The doctor’s son talks about the equality of the Danes. “When a group of 9th-century Viking warriors were asked who their leader was, they replied, ‘We are all leaders.’
He asks if I like the flat landscape. “For us Danes, wilderness is not mountains, but sea.”
I continue along the beach, following the undulating line of the spute to Løkken and what turns out to be a top B&B, Villa Vendel (doubles from £104) in a lovely old-fashioned house with a bike shop in the former stables. From here, in the spitting rain again, I push the bike over a headland and into the impressive remains of WWII German guns. They are pulled by the sea, slowly drowning them. Before long, their dark corridors will be fish nurseries.

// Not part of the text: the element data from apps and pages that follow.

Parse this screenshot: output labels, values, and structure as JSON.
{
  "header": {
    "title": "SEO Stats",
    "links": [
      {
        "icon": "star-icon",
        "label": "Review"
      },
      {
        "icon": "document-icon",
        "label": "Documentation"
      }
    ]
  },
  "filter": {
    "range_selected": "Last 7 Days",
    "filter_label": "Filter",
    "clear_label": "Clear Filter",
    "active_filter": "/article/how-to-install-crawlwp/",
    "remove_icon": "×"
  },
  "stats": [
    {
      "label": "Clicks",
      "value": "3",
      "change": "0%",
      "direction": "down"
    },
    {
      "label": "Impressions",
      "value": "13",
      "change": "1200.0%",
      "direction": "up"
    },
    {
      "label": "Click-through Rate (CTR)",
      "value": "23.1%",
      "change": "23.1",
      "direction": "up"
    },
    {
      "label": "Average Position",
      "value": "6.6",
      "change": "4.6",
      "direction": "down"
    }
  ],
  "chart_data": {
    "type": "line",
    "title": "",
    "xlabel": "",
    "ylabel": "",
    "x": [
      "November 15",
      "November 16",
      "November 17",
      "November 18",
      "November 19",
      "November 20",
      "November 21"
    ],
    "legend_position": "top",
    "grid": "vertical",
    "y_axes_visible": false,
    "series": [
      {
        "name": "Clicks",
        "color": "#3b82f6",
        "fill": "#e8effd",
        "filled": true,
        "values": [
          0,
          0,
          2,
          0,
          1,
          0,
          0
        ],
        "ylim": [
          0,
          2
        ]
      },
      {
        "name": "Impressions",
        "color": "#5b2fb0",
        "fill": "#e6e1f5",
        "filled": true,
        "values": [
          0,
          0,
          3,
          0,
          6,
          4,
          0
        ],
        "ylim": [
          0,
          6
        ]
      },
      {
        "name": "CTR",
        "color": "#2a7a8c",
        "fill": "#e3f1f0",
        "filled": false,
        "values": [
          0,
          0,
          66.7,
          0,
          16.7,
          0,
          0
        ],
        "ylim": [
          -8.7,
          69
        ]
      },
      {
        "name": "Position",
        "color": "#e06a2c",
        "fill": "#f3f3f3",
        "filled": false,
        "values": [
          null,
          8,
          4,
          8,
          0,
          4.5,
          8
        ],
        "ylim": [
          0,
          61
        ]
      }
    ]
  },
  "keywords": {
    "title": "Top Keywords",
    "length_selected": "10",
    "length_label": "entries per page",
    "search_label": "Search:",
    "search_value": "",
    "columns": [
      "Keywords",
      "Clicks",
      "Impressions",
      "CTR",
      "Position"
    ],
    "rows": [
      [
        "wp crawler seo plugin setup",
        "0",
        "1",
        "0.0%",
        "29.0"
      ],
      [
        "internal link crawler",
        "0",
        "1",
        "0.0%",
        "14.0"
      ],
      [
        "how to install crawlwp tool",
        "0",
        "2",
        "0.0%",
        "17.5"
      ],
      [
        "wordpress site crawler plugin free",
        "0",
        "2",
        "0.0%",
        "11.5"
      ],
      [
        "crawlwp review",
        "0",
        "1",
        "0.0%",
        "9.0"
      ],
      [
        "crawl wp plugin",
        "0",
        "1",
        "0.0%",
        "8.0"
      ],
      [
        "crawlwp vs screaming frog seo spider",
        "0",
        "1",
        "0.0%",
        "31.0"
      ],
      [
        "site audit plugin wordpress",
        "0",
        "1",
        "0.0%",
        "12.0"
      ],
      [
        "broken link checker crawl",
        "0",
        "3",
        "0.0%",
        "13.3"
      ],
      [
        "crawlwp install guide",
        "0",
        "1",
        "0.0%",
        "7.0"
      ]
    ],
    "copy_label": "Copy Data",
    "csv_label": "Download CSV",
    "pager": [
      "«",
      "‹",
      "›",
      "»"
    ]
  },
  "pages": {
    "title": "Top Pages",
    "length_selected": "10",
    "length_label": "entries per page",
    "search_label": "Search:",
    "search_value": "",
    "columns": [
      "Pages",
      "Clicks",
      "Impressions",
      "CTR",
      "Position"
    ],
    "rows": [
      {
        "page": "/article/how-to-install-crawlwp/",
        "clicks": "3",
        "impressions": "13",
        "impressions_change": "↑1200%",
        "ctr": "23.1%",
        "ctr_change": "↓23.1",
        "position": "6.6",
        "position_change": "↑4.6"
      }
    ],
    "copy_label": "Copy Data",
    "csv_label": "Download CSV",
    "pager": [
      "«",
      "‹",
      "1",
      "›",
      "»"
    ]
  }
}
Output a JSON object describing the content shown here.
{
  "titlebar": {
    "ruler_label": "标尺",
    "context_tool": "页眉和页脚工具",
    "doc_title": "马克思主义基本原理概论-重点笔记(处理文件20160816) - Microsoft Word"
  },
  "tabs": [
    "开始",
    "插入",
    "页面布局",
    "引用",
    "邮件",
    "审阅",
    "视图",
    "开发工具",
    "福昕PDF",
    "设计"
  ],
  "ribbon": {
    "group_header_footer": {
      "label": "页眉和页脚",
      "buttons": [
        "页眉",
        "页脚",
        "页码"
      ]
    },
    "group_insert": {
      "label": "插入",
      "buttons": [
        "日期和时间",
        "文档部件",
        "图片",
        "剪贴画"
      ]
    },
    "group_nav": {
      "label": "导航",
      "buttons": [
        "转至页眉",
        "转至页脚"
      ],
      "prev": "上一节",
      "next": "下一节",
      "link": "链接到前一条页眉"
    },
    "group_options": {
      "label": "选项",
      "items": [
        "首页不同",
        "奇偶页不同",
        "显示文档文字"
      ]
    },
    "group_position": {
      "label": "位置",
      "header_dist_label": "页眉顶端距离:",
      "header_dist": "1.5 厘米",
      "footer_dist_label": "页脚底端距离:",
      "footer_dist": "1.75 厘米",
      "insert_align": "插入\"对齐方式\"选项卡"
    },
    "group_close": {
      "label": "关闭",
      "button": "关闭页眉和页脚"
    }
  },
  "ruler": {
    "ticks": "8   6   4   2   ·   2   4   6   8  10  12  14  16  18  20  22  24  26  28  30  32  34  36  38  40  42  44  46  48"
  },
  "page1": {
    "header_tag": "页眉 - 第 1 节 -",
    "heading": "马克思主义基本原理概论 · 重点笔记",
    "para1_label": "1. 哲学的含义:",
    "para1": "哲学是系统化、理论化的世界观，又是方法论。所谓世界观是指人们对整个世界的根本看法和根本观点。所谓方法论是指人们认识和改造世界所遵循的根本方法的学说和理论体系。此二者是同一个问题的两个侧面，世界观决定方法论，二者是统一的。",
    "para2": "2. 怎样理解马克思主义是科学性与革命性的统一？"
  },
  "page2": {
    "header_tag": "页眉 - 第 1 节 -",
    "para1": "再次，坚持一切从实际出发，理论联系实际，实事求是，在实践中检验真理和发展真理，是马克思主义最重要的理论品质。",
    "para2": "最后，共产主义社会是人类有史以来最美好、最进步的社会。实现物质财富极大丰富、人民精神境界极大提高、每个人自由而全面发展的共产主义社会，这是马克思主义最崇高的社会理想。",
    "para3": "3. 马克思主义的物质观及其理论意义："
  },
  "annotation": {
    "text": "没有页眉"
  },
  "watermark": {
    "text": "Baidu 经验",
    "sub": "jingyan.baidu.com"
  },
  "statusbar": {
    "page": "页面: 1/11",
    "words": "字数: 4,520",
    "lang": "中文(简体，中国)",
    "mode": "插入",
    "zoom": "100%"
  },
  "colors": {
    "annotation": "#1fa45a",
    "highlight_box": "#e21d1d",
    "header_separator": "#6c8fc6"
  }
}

Apart from the occasional deep inland loop, I’m almost always by the sound of the sea on this trip and whenever I can, I ride on the beach. Cars are allowed in places and the sand is churned up, but I can always find stability going to the water’s edge. Sometimes I take the bike to the dunes and lie out of the wind, watching birds and flowers, then go for a swim. To dry off, I stand in the air. No towel. I buy open sandwiches and coffee in beautifully painted clapboard coffees.
I arrive in Hirtshals harbor the night before the weekly ferry to the Faroes departs, checking into the Montra Hotel (doubles from £90) near the waterfront. The town itself is a navigable place, where you can buy a rod and a knife, as well as trousers, socks, water bottles and towels. But I don’t. There is no space. My son Conor, who lives in Berlin, arrives by train to join me and in the morning we set off under the sun, walking towards the towering ship, Smyril Line’s Norröna, which appeared. We will rent bikes when we get to Tórshavn, but I know little more than that: cycling is said to be new to the Faroes. On the quay I chat to a Faroese crewman: “I have a bike,” he says. “But I’ve never driven it. People don’t cycle in the Faroes. It’s very cold, very windy and we have a lot of long, dark tunnels.”
We board the ship with a little excitement spiced with a little trepidation. After the gentle charm of Jutland, it looks like the epic bike ride is about to get significantly tougher.
The trip was organized by Visit Denmark. Bike Havs in Løkken rents bikes from £13.50 per day (electric bikes from £22), with pick-ups and drop-offs around Jutland. DFDS ferries sail daily from Newcastle to Amsterdam. A Eurail “Four days in a month” pass. cost approx £200. Smyril Line sail weekly in autumn from Hirtshals to Tórshavn in the Faroes, cycle passenger from £80 one way